TRY IT – Go through the entries and copy every line that has the string "passenger" in it.

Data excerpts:

◆ ◆ ◆ ◆ ◆

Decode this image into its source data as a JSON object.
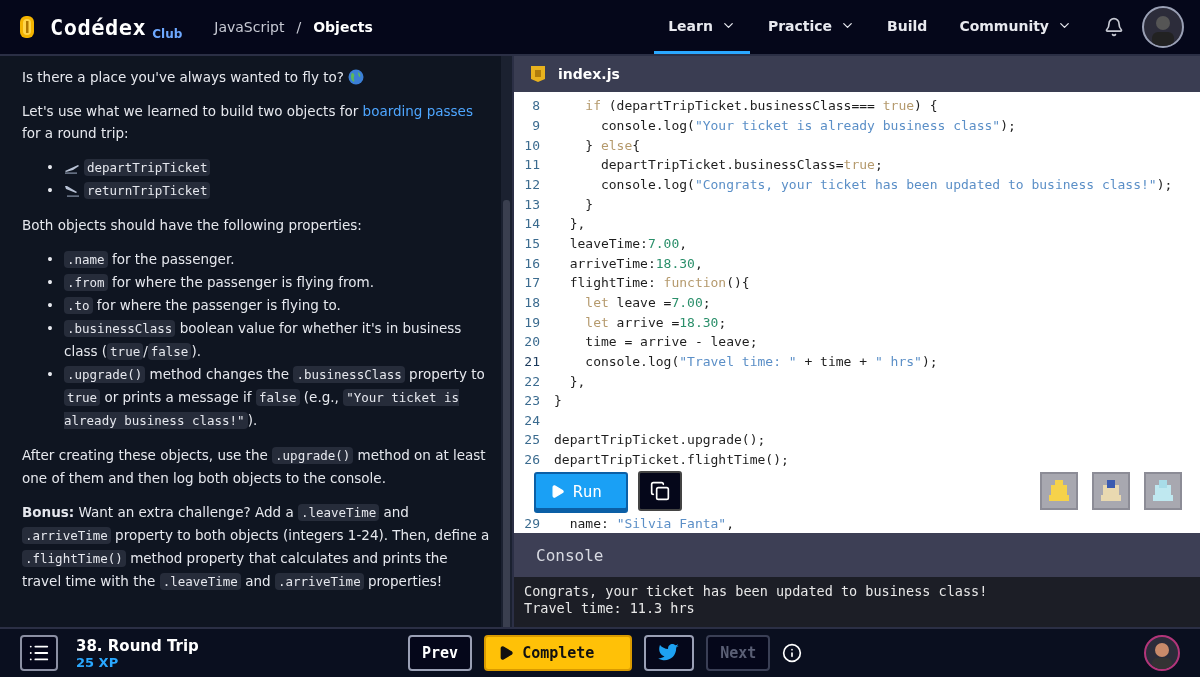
{
  "header": {
    "brand": "Codédex",
    "brand_badge": "Club",
    "breadcrumb": [
      {
        "label": "JavaScript",
        "current": false
      },
      {
        "separator": "/",
        "label": "Objects",
        "current": true
      }
    ],
    "nav": [
      {
        "label": "Learn",
        "dropdown": true,
        "selected": true
      },
      {
        "label": "Practice",
        "dropdown": true,
        "selected": false
      },
      {
        "label": "Build",
        "dropdown": false,
        "selected": false
      },
      {
        "label": "Community",
        "dropdown": true,
        "selected": false
      }
    ]
  },
  "lesson": {
    "blocks": [
      {
        "kind": "para_globe",
        "segments": [
          {
            "kind": "text",
            "text": "Is there a place you've always wanted to fly to?"
          }
        ]
      },
      {
        "kind": "para",
        "segments": [
          {
            "kind": "text",
            "text": "Let's use what we learned to build two objects for "
          },
          {
            "kind": "link",
            "text": "boarding passes"
          },
          {
            "kind": "text",
            "text": " for a round trip:"
          }
        ]
      },
      {
        "kind": "list",
        "items": [
          {
            "kind": "takeoff",
            "bullet": "•",
            "segments": [
              {
                "kind": "code",
                "text": "departTripTicket"
              }
            ]
          },
          {
            "kind": "landing",
            "bullet": "•",
            "segments": [
              {
                "kind": "code",
                "text": "returnTripTicket"
              }
            ]
          }
        ]
      },
      {
        "kind": "para",
        "segments": [
          {
            "kind": "text",
            "text": "Both objects should have the following properties:"
          }
        ]
      },
      {
        "kind": "list",
        "items": [
          {
            "kind": "plain",
            "bullet": "•",
            "segments": [
              {
                "kind": "code",
                "text": ".name"
              },
              {
                "kind": "text",
                "text": " for the passenger."
              }
            ]
          },
          {
            "kind": "plain",
            "bullet": "•",
            "segments": [
              {
                "kind": "code",
                "text": ".from"
              },
              {
                "kind": "text",
                "text": " for where the passenger is flying from."
              }
            ]
          },
          {
            "kind": "plain",
            "bullet": "•",
            "segments": [
              {
                "kind": "code",
                "text": ".to"
              },
              {
                "kind": "text",
                "text": " for where the passenger is flying to."
              }
            ]
          },
          {
            "kind": "plain",
            "bullet": "•",
            "segments": [
              {
                "kind": "code",
                "text": ".businessClass"
              },
              {
                "kind": "text",
                "text": " boolean value for whether it's in business class ("
              },
              {
                "kind": "code",
                "text": "true"
              },
              {
                "kind": "text",
                "text": "/"
              },
              {
                "kind": "code",
                "text": "false"
              },
              {
                "kind": "text",
                "text": ")."
              }
            ]
          },
          {
            "kind": "plain",
            "bullet": "•",
            "segments": [
              {
                "kind": "code",
                "text": ".upgrade()"
              },
              {
                "kind": "text",
                "text": " method changes the "
              },
              {
                "kind": "code",
                "text": ".businessClass"
              },
              {
                "kind": "text",
                "text": " property to "
              },
              {
                "kind": "code",
                "text": "true"
              },
              {
                "kind": "text",
                "text": " or prints a message if "
              },
              {
                "kind": "code",
                "text": "false"
              },
              {
                "kind": "text",
                "text": " (e.g., "
              },
              {
                "kind": "code",
                "text": "\"Your ticket is already business class!\""
              },
              {
                "kind": "text",
                "text": ")."
              }
            ]
          }
        ]
      },
      {
        "kind": "para",
        "segments": [
          {
            "kind": "text",
            "text": "After creating these objects, use the "
          },
          {
            "kind": "code",
            "text": ".upgrade()"
          },
          {
            "kind": "text",
            "text": " method on at least one of them and then log both objects to the console."
          }
        ]
      },
      {
        "kind": "para",
        "segments": [
          {
            "kind": "bold",
            "text": "Bonus:"
          },
          {
            "kind": "text",
            "text": " Want an extra challenge? Add a "
          },
          {
            "kind": "code",
            "text": ".leaveTime"
          },
          {
            "kind": "text",
            "text": " and "
          },
          {
            "kind": "code",
            "text": ".arriveTime"
          },
          {
            "kind": "text",
            "text": " property to both objects (integers 1-24). Then, define a "
          },
          {
            "kind": "code",
            "text": ".flightTime()"
          },
          {
            "kind": "text",
            "text": " method property that calculates and prints the travel time with the "
          },
          {
            "kind": "code",
            "text": ".leaveTime"
          },
          {
            "kind": "text",
            "text": " and "
          },
          {
            "kind": "code",
            "text": ".arriveTime"
          },
          {
            "kind": "text",
            "text": " properties!"
          }
        ]
      }
    ]
  },
  "editor": {
    "filename": "index.js",
    "lines": [
      {
        "number": "8",
        "active": false,
        "tokens": [
          {
            "kind": "kw",
            "text": "    if"
          },
          {
            "kind": "plain",
            "text": " (departTripTicket.businessClass=== "
          },
          {
            "kind": "kw",
            "text": "true"
          },
          {
            "kind": "plain",
            "text": ") {"
          }
        ]
      },
      {
        "number": "9",
        "active": false,
        "tokens": [
          {
            "kind": "plain",
            "text": "      console.log("
          },
          {
            "kind": "str",
            "text": "\"Your ticket is already business class\""
          },
          {
            "kind": "plain",
            "text": ");"
          }
        ]
      },
      {
        "number": "10",
        "active": false,
        "tokens": [
          {
            "kind": "plain",
            "text": "    } "
          },
          {
            "kind": "kw",
            "text": "else"
          },
          {
            "kind": "plain",
            "text": "{"
          }
        ]
      },
      {
        "number": "11",
        "active": false,
        "tokens": [
          {
            "kind": "plain",
            "text": "      departTripTicket.businessClass="
          },
          {
            "kind": "kw",
            "text": "true"
          },
          {
            "kind": "plain",
            "text": ";"
          }
        ]
      },
      {
        "number": "12",
        "active": false,
        "tokens": [
          {
            "kind": "plain",
            "text": "      console.log("
          },
          {
            "kind": "str",
            "text": "\"Congrats, your ticket has been updated to business class!\""
          },
          {
            "kind": "plain",
            "text": ");"
          }
        ]
      },
      {
        "number": "13",
        "active": false,
        "tokens": [
          {
            "kind": "plain",
            "text": "    }"
          }
        ]
      },
      {
        "number": "14",
        "active": false,
        "tokens": [
          {
            "kind": "plain",
            "text": "  },"
          }
        ]
      },
      {
        "number": "15",
        "active": false,
        "tokens": [
          {
            "kind": "plain",
            "text": "  leaveTime:"
          },
          {
            "kind": "num",
            "text": "7.00"
          },
          {
            "kind": "plain",
            "text": ","
          }
        ]
      },
      {
        "number": "16",
        "active": false,
        "tokens": [
          {
            "kind": "plain",
            "text": "  arriveTime:"
          },
          {
            "kind": "num",
            "text": "18.30"
          },
          {
            "kind": "plain",
            "text": ","
          }
        ]
      },
      {
        "number": "17",
        "active": false,
        "tokens": [
          {
            "kind": "plain",
            "text": "  flightTime: "
          },
          {
            "kind": "kw",
            "text": "function"
          },
          {
            "kind": "plain",
            "text": "(){"
          }
        ]
      },
      {
        "number": "18",
        "active": false,
        "tokens": [
          {
            "kind": "kw",
            "text": "    let"
          },
          {
            "kind": "plain",
            "text": " leave ="
          },
          {
            "kind": "num",
            "text": "7.00"
          },
          {
            "kind": "plain",
            "text": ";"
          }
        ]
      },
      {
        "number": "19",
        "active": false,
        "tokens": [
          {
            "kind": "kw",
            "text": "    let"
          },
          {
            "kind": "plain",
            "text": " arrive ="
          },
          {
            "kind": "num",
            "text": "18.30"
          },
          {
            "kind": "plain",
            "text": ";"
          }
        ]
      },
      {
        "number": "20",
        "active": false,
        "tokens": [
          {
            "kind": "plain",
            "text": "    time = arrive - leave;"
          }
        ]
      },
      {
        "number": "21",
        "active": true,
        "tokens": [
          {
            "kind": "plain",
            "text": "    console.log("
          },
          {
            "kind": "str",
            "text": "\"Travel time: \""
          },
          {
            "kind": "plain",
            "text": " + time + "
          },
          {
            "kind": "str",
            "text": "\" hrs\""
          },
          {
            "kind": "plain",
            "text": ");"
          }
        ]
      },
      {
        "number": "22",
        "active": false,
        "tokens": [
          {
            "kind": "plain",
            "text": "  },"
          }
        ]
      },
      {
        "number": "23",
        "active": false,
        "tokens": [
          {
            "kind": "plain",
            "text": "}"
          }
        ]
      },
      {
        "number": "24",
        "active": false
      },
      {
        "number": "25",
        "active": false,
        "tokens": [
          {
            "kind": "plain",
            "text": "departTripTicket.upgrade();"
          }
        ]
      },
      {
        "number": "26",
        "active": false,
        "tokens": [
          {
            "kind": "plain",
            "text": "departTripTicket.flightTime();"
          }
        ]
      }
    ],
    "after_toolbar": [
      {
        "number": "29",
        "active": false,
        "tokens": [
          {
            "kind": "plain",
            "text": "  name: "
          },
          {
            "kind": "str",
            "text": "\"Silvia Fanta\""
          },
          {
            "kind": "plain",
            "text": ","
          }
        ]
      }
    ],
    "run_label": "Run"
  },
  "console": {
    "title": "Console",
    "output": [
      "Congrats, your ticket has been updated to business class!",
      "Travel time: 11.3 hrs"
    ]
  },
  "footer": {
    "lesson_title": "38. Round Trip",
    "xp": "25 XP",
    "prev": "Prev",
    "complete": "Complete",
    "next": "Next",
    "next_disabled": true
  }
}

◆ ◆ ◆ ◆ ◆

WRITTEN ANSWER –
                "text": " for the passenger."
                "text": " for where the passenger is flying from."
                "text": " for where the passenger is flying to."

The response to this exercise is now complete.